EXERCISE DESCRIPTION » Please restate each entry word for word and leave the pictures out.

RECORDS SUPPLIED »
====

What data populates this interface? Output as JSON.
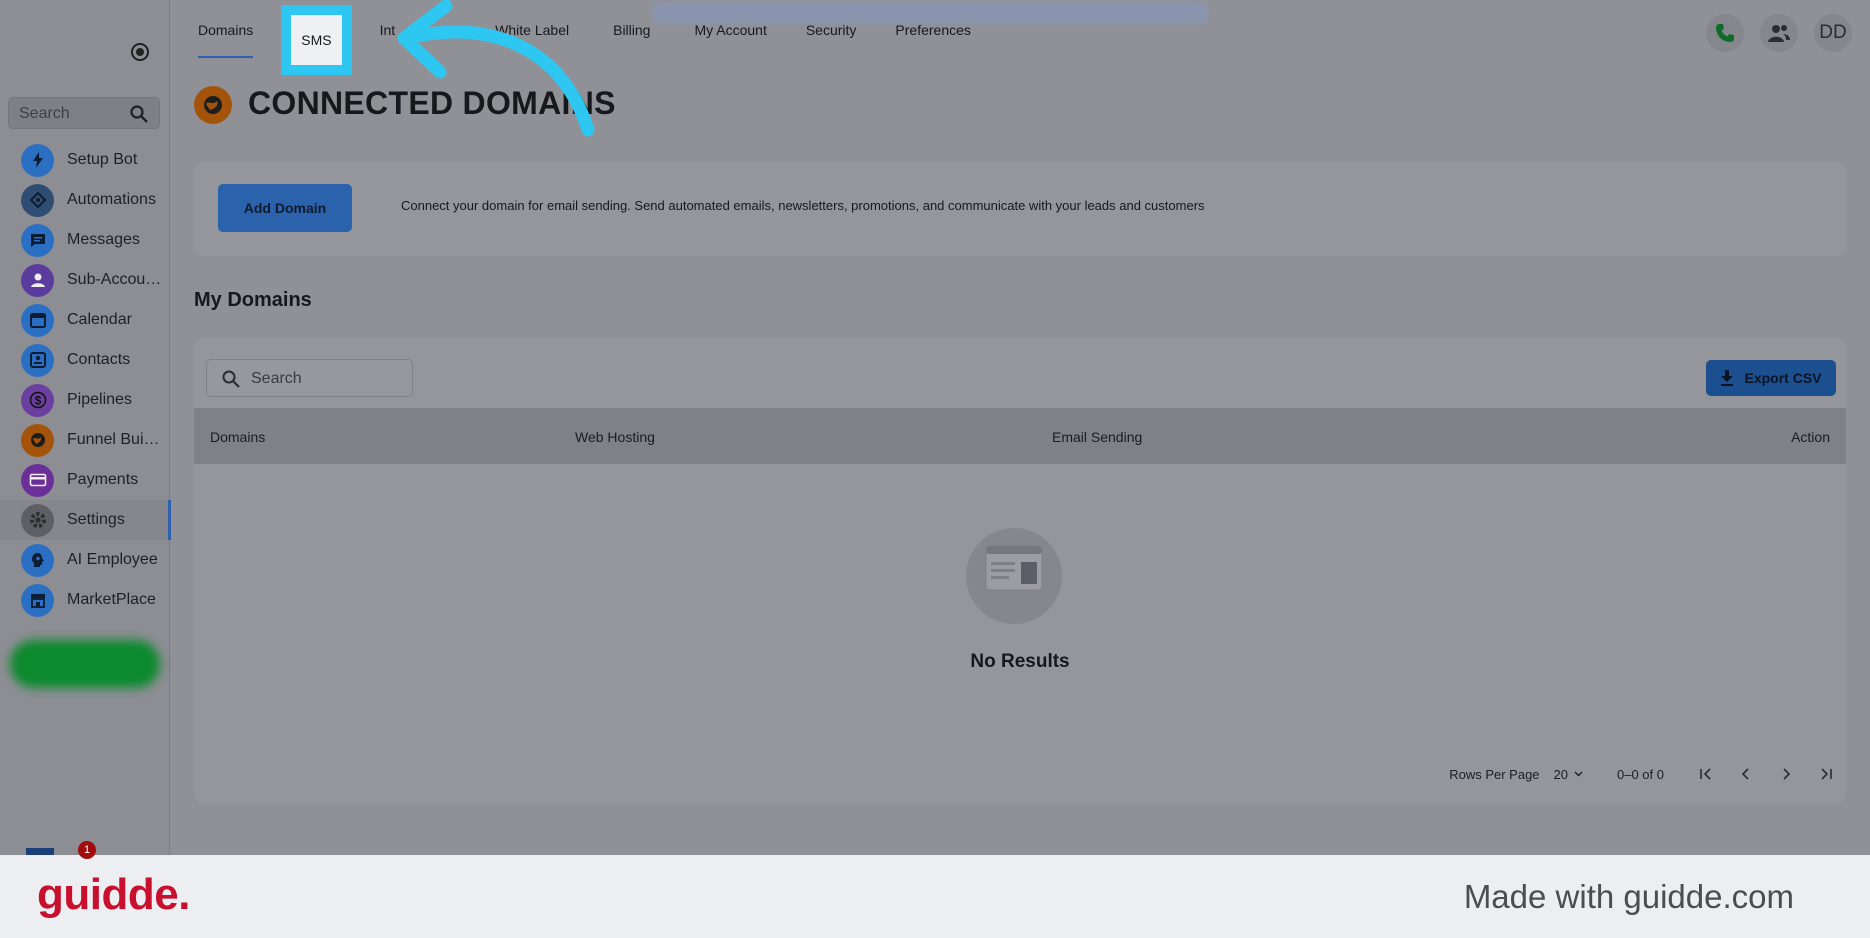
{
  "sidebar": {
    "search_placeholder": "Search",
    "items": [
      {
        "label": "Setup Bot",
        "icon": "bolt-icon",
        "color": "#2b6fc2"
      },
      {
        "label": "Automations",
        "icon": "automation-icon",
        "color": "#2f4d73"
      },
      {
        "label": "Messages",
        "icon": "chat-icon",
        "color": "#2b6fc2"
      },
      {
        "label": "Sub-Accounts",
        "icon": "user-icon",
        "color": "#5b3c9e"
      },
      {
        "label": "Calendar",
        "icon": "calendar-icon",
        "color": "#2b6fc2"
      },
      {
        "label": "Contacts",
        "icon": "contact-card-icon",
        "color": "#2b6fc2"
      },
      {
        "label": "Pipelines",
        "icon": "dollar-icon",
        "color": "#6b3fa0"
      },
      {
        "label": "Funnel Builder",
        "icon": "globe-icon",
        "color": "#a4540a"
      },
      {
        "label": "Payments",
        "icon": "credit-card-icon",
        "color": "#6b2f9a"
      },
      {
        "label": "Settings",
        "icon": "gear-icon",
        "color": "#5d5f64"
      },
      {
        "label": "AI Employee",
        "icon": "ai-head-icon",
        "color": "#2b6fc2"
      },
      {
        "label": "MarketPlace",
        "icon": "store-icon",
        "color": "#2b6fc2"
      }
    ],
    "notification_count": "1"
  },
  "tabs": [
    {
      "label": "Domains"
    },
    {
      "label": "SMS"
    },
    {
      "label": "Int"
    },
    {
      "label": "White Label"
    },
    {
      "label": "Billing"
    },
    {
      "label": "My Account"
    },
    {
      "label": "Security"
    },
    {
      "label": "Preferences"
    }
  ],
  "header": {
    "avatar_initials": "DD",
    "icons": [
      "phone-icon",
      "team-icon"
    ]
  },
  "page": {
    "title": "CONNECTED DOMAINS",
    "add_button": "Add Domain",
    "add_description": "Connect your domain for email sending. Send automated emails, newsletters, promotions, and communicate with your leads and customers",
    "section_title": "My Domains"
  },
  "table": {
    "search_placeholder": "Search",
    "export_label": "Export CSV",
    "columns": [
      "Domains",
      "Web Hosting",
      "Email Sending",
      "Action"
    ],
    "empty_text": "No Results",
    "rows_per_page_label": "Rows Per Page",
    "rows_per_page": "20",
    "range": "0–0 of 0"
  },
  "footer": {
    "brand": "guidde.",
    "made_with": "Made with guidde.com"
  },
  "colors": {
    "highlight": "#2ec7f2",
    "brand_red": "#c8102e",
    "accent_blue": "#2f5fb0"
  }
}
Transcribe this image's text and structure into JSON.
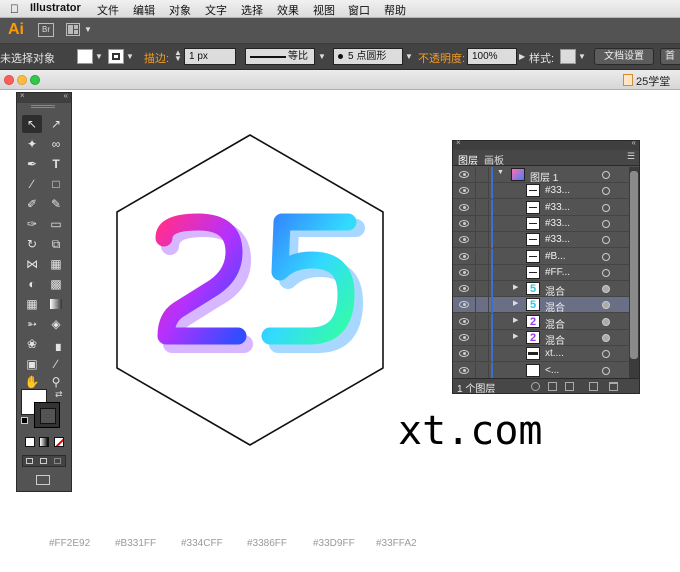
{
  "menubar": {
    "app_name": "Illustrator",
    "items": [
      "文件",
      "编辑",
      "对象",
      "文字",
      "选择",
      "效果",
      "视图",
      "窗口",
      "帮助"
    ]
  },
  "appbar": {
    "logo": "Ai",
    "bridge": "Br"
  },
  "controlbar": {
    "selection_status": "未选择对象",
    "stroke_label": "描边:",
    "stroke_width": "1 px",
    "profile": "等比",
    "brush": "5 点圆形",
    "opacity_label": "不透明度:",
    "opacity_value": "100%",
    "style_label": "样式:",
    "doc_setup": "文档设置",
    "prefs_partial": "首"
  },
  "document": {
    "title": "25学堂"
  },
  "artwork": {
    "number": "25",
    "domain_text": "xt.com",
    "colors": [
      "#FF2E92",
      "#B331FF",
      "#334CFF",
      "#3386FF",
      "#33D9FF",
      "#33FFA2"
    ]
  },
  "layers_panel": {
    "tabs": [
      "图层",
      "画板"
    ],
    "rows": [
      {
        "name": "图层 1",
        "level": 0,
        "expanded": true,
        "thumb": "layer",
        "circle": "empty"
      },
      {
        "name": "#33...",
        "level": 1,
        "thumb": "line",
        "circle": "empty"
      },
      {
        "name": "#33...",
        "level": 1,
        "thumb": "line",
        "circle": "empty"
      },
      {
        "name": "#33...",
        "level": 1,
        "thumb": "line",
        "circle": "empty"
      },
      {
        "name": "#33...",
        "level": 1,
        "thumb": "line",
        "circle": "empty"
      },
      {
        "name": "#B...",
        "level": 1,
        "thumb": "line",
        "circle": "empty"
      },
      {
        "name": "#FF...",
        "level": 1,
        "thumb": "line",
        "circle": "empty"
      },
      {
        "name": "混合",
        "level": 1,
        "collapsed": true,
        "thumb": "five",
        "circle": "filled"
      },
      {
        "name": "混合",
        "level": 1,
        "collapsed": true,
        "thumb": "five",
        "circle": "filled",
        "highlight": true
      },
      {
        "name": "混合",
        "level": 1,
        "collapsed": true,
        "thumb": "two",
        "circle": "filled"
      },
      {
        "name": "混合",
        "level": 1,
        "collapsed": true,
        "thumb": "two",
        "circle": "filled"
      },
      {
        "name": "xt....",
        "level": 1,
        "thumb": "text",
        "circle": "empty"
      },
      {
        "name": "<...",
        "level": 1,
        "thumb": "blank",
        "circle": "empty"
      }
    ],
    "footer_count": "1 个图层"
  },
  "icons": {
    "apple": "apple-icon",
    "selection": "selection-tool-icon",
    "direct_selection": "direct-selection-tool-icon",
    "eye": "eye-icon",
    "trash": "trash-icon"
  }
}
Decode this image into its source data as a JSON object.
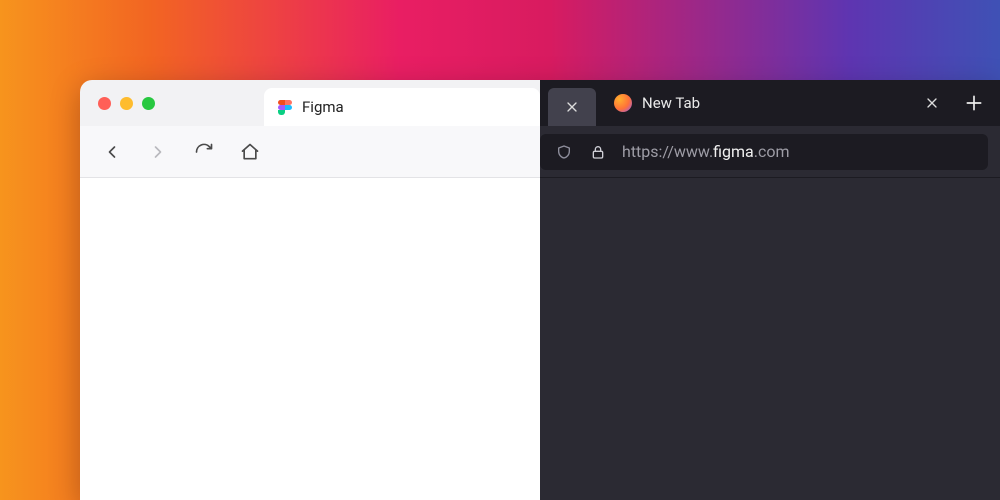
{
  "light": {
    "tab": {
      "title": "Figma",
      "icon": "figma-icon"
    },
    "nav": {
      "back": "back-icon",
      "forward": "forward-icon",
      "reload": "reload-icon",
      "home": "home-icon"
    }
  },
  "dark": {
    "active_tab": {
      "close": "×"
    },
    "inactive_tab": {
      "title": "New Tab",
      "icon": "firefox-icon",
      "close": "×"
    },
    "new_tab": "+",
    "address": {
      "shield": "shield-icon",
      "lock": "lock-icon",
      "url_prefix": "https://www.",
      "url_host": "figma",
      "url_suffix": ".com"
    }
  },
  "colors": {
    "light_chrome": "#f2f2f4",
    "dark_chrome": "#2b2a33",
    "dark_tabbar": "#1c1b22"
  }
}
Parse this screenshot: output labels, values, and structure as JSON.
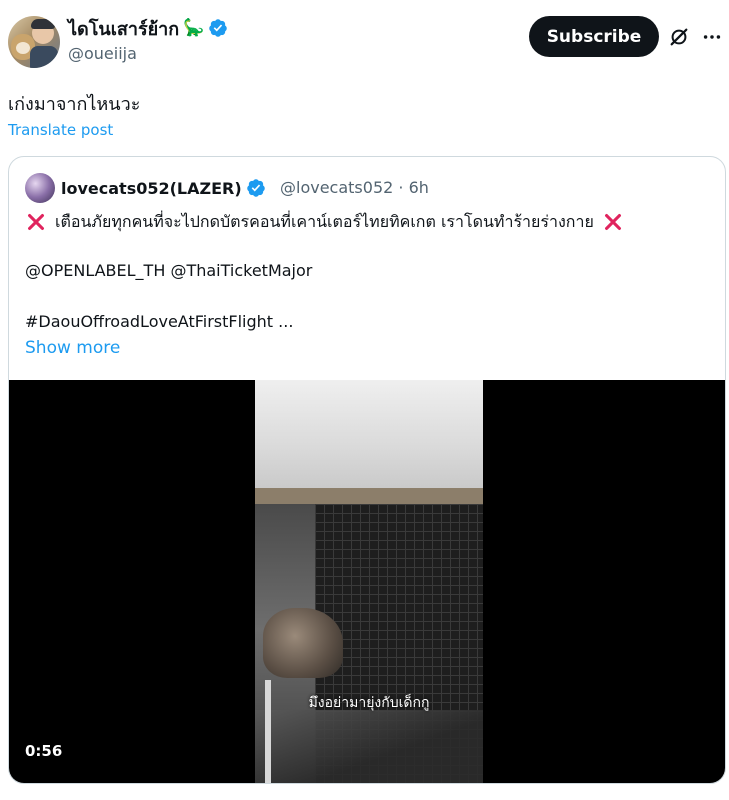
{
  "author": {
    "display_name": "ไดโนเสาร์ย้าก",
    "name_emoji": "🦕",
    "handle": "@oueiija",
    "verified": true
  },
  "header_actions": {
    "subscribe_label": "Subscribe",
    "grok_icon": "grok-icon",
    "more_icon": "more-horizontal-icon"
  },
  "post": {
    "text": "เก่งมาจากไหนวะ",
    "translate_label": "Translate post"
  },
  "quoted_post": {
    "display_name": "lovecats052(LAZER)",
    "handle": "@lovecats052",
    "separator": "·",
    "time": "6h",
    "verified": true,
    "text_line1": "เตือนภัยทุกคนที่จะไปกดบัตรคอนที่เคาน์เตอร์ไทยทิคเกต เราโดนทำร้ายร่างกาย",
    "text_line2": "@OPENLABEL_TH @ThaiTicketMajor",
    "text_line3": "#DaouOffroadLoveAtFirstFlight ...",
    "show_more_label": "Show more",
    "video": {
      "subtitle": "มึงอย่ามายุ่งกับเด็กกู",
      "duration": "0:56"
    }
  },
  "colors": {
    "link": "#1d9bf0",
    "verified": "#1d9bf0",
    "x_mark": "#e0245e",
    "subscribe_bg": "#0f1419",
    "secondary_text": "#536471"
  }
}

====

RESPONSE TO THIS EXERCISE »
What data populates this interface? Output as JSON.
{
  "sidebar": {
    "search_placeholder": "Search",
    "items": [
      {
        "label": "Setup Bot",
        "icon": "bolt-icon",
        "color": "#2b6fc2"
      },
      {
        "label": "Automations",
        "icon": "automation-icon",
        "color": "#2f4d73"
      },
      {
        "label": "Messages",
        "icon": "chat-icon",
        "color": "#2b6fc2"
      },
      {
        "label": "Sub-Accounts",
        "icon": "user-icon",
        "color": "#5b3c9e"
      },
      {
        "label": "Calendar",
        "icon": "calendar-icon",
        "color": "#2b6fc2"
      },
      {
        "label": "Contacts",
        "icon": "contact-card-icon",
        "color": "#2b6fc2"
      },
      {
        "label": "Pipelines",
        "icon": "dollar-icon",
        "color": "#6b3fa0"
      },
      {
        "label": "Funnel Builder",
        "icon": "globe-icon",
        "color": "#a4540a"
      },
      {
        "label": "Payments",
        "icon": "credit-card-icon",
        "color": "#6b2f9a"
      },
      {
        "label": "Settings",
        "icon": "gear-icon",
        "color": "#5d5f64"
      },
      {
        "label": "AI Employee",
        "icon": "ai-head-icon",
        "color": "#2b6fc2"
      },
      {
        "label": "MarketPlace",
        "icon": "store-icon",
        "color": "#2b6fc2"
      }
    ],
    "notification_count": "1"
  },
  "tabs": [
    {
      "label": "Domains"
    },
    {
      "label": "SMS"
    },
    {
      "label": "Int"
    },
    {
      "label": "White Label"
    },
    {
      "label": "Billing"
    },
    {
      "label": "My Account"
    },
    {
      "label": "Security"
    },
    {
      "label": "Preferences"
    }
  ],
  "header": {
    "avatar_initials": "DD",
    "icons": [
      "phone-icon",
      "team-icon"
    ]
  },
  "page": {
    "title": "CONNECTED DOMAINS",
    "add_button": "Add Domain",
    "add_description": "Connect your domain for email sending. Send automated emails, newsletters, promotions, and communicate with your leads and customers",
    "section_title": "My Domains"
  },
  "table": {
    "search_placeholder": "Search",
    "export_label": "Export CSV",
    "columns": [
      "Domains",
      "Web Hosting",
      "Email Sending",
      "Action"
    ],
    "empty_text": "No Results",
    "rows_per_page_label": "Rows Per Page",
    "rows_per_page": "20",
    "range": "0–0 of 0"
  },
  "footer": {
    "brand": "guidde.",
    "made_with": "Made with guidde.com"
  },
  "colors": {
    "highlight": "#2ec7f2",
    "brand_red": "#c8102e",
    "accent_blue": "#2f5fb0"
  }
}
Transcribe this image's text and structure into JSON.
{
  "menubar": {
    "app_name": "Illustrator",
    "items": [
      "文件",
      "编辑",
      "对象",
      "文字",
      "选择",
      "效果",
      "视图",
      "窗口",
      "帮助"
    ]
  },
  "appbar": {
    "logo": "Ai",
    "bridge": "Br"
  },
  "controlbar": {
    "selection_status": "未选择对象",
    "stroke_label": "描边:",
    "stroke_width": "1 px",
    "profile": "等比",
    "brush": "5 点圆形",
    "opacity_label": "不透明度:",
    "opacity_value": "100%",
    "style_label": "样式:",
    "doc_setup": "文档设置",
    "prefs_partial": "首"
  },
  "document": {
    "title": "25学堂"
  },
  "artwork": {
    "number": "25",
    "domain_text": "xt.com",
    "colors": [
      "#FF2E92",
      "#B331FF",
      "#334CFF",
      "#3386FF",
      "#33D9FF",
      "#33FFA2"
    ]
  },
  "layers_panel": {
    "tabs": [
      "图层",
      "画板"
    ],
    "rows": [
      {
        "name": "图层 1",
        "level": 0,
        "expanded": true,
        "thumb": "layer",
        "circle": "empty"
      },
      {
        "name": "#33...",
        "level": 1,
        "thumb": "line",
        "circle": "empty"
      },
      {
        "name": "#33...",
        "level": 1,
        "thumb": "line",
        "circle": "empty"
      },
      {
        "name": "#33...",
        "level": 1,
        "thumb": "line",
        "circle": "empty"
      },
      {
        "name": "#33...",
        "level": 1,
        "thumb": "line",
        "circle": "empty"
      },
      {
        "name": "#B...",
        "level": 1,
        "thumb": "line",
        "circle": "empty"
      },
      {
        "name": "#FF...",
        "level": 1,
        "thumb": "line",
        "circle": "empty"
      },
      {
        "name": "混合",
        "level": 1,
        "collapsed": true,
        "thumb": "five",
        "circle": "filled"
      },
      {
        "name": "混合",
        "level": 1,
        "collapsed": true,
        "thumb": "five",
        "circle": "filled",
        "highlight": true
      },
      {
        "name": "混合",
        "level": 1,
        "collapsed": true,
        "thumb": "two",
        "circle": "filled"
      },
      {
        "name": "混合",
        "level": 1,
        "collapsed": true,
        "thumb": "two",
        "circle": "filled"
      },
      {
        "name": "xt....",
        "level": 1,
        "thumb": "text",
        "circle": "empty"
      },
      {
        "name": "<...",
        "level": 1,
        "thumb": "blank",
        "circle": "empty"
      }
    ],
    "footer_count": "1 个图层"
  },
  "icons": {
    "apple": "apple-icon",
    "selection": "selection-tool-icon",
    "direct_selection": "direct-selection-tool-icon",
    "eye": "eye-icon",
    "trash": "trash-icon"
  }
}
Decode this image into its source data as a JSON object.
{
  "light": {
    "tab": {
      "title": "Figma",
      "icon": "figma-icon"
    },
    "nav": {
      "back": "back-icon",
      "forward": "forward-icon",
      "reload": "reload-icon",
      "home": "home-icon"
    }
  },
  "dark": {
    "active_tab": {
      "close": "×"
    },
    "inactive_tab": {
      "title": "New Tab",
      "icon": "firefox-icon",
      "close": "×"
    },
    "new_tab": "+",
    "address": {
      "shield": "shield-icon",
      "lock": "lock-icon",
      "url_prefix": "https://www.",
      "url_host": "figma",
      "url_suffix": ".com"
    }
  },
  "colors": {
    "light_chrome": "#f2f2f4",
    "dark_chrome": "#2b2a33",
    "dark_tabbar": "#1c1b22"
  }
}
Parse this screenshot: output labels, values, and structure as JSON.
{
  "author": {
    "display_name": "ไดโนเสาร์ย้าก",
    "name_emoji": "🦕",
    "handle": "@oueiija",
    "verified": true
  },
  "header_actions": {
    "subscribe_label": "Subscribe",
    "grok_icon": "grok-icon",
    "more_icon": "more-horizontal-icon"
  },
  "post": {
    "text": "เก่งมาจากไหนวะ",
    "translate_label": "Translate post"
  },
  "quoted_post": {
    "display_name": "lovecats052(LAZER)",
    "handle": "@lovecats052",
    "separator": "·",
    "time": "6h",
    "verified": true,
    "text_line1": "เตือนภัยทุกคนที่จะไปกดบัตรคอนที่เคาน์เตอร์ไทยทิคเกต เราโดนทำร้ายร่างกาย",
    "text_line2": "@OPENLABEL_TH @ThaiTicketMajor",
    "text_line3": "#DaouOffroadLoveAtFirstFlight ...",
    "show_more_label": "Show more",
    "video": {
      "subtitle": "มึงอย่ามายุ่งกับเด็กกู",
      "duration": "0:56"
    }
  },
  "colors": {
    "link": "#1d9bf0",
    "verified": "#1d9bf0",
    "x_mark": "#e0245e",
    "subscribe_bg": "#0f1419",
    "secondary_text": "#536471"
  }
}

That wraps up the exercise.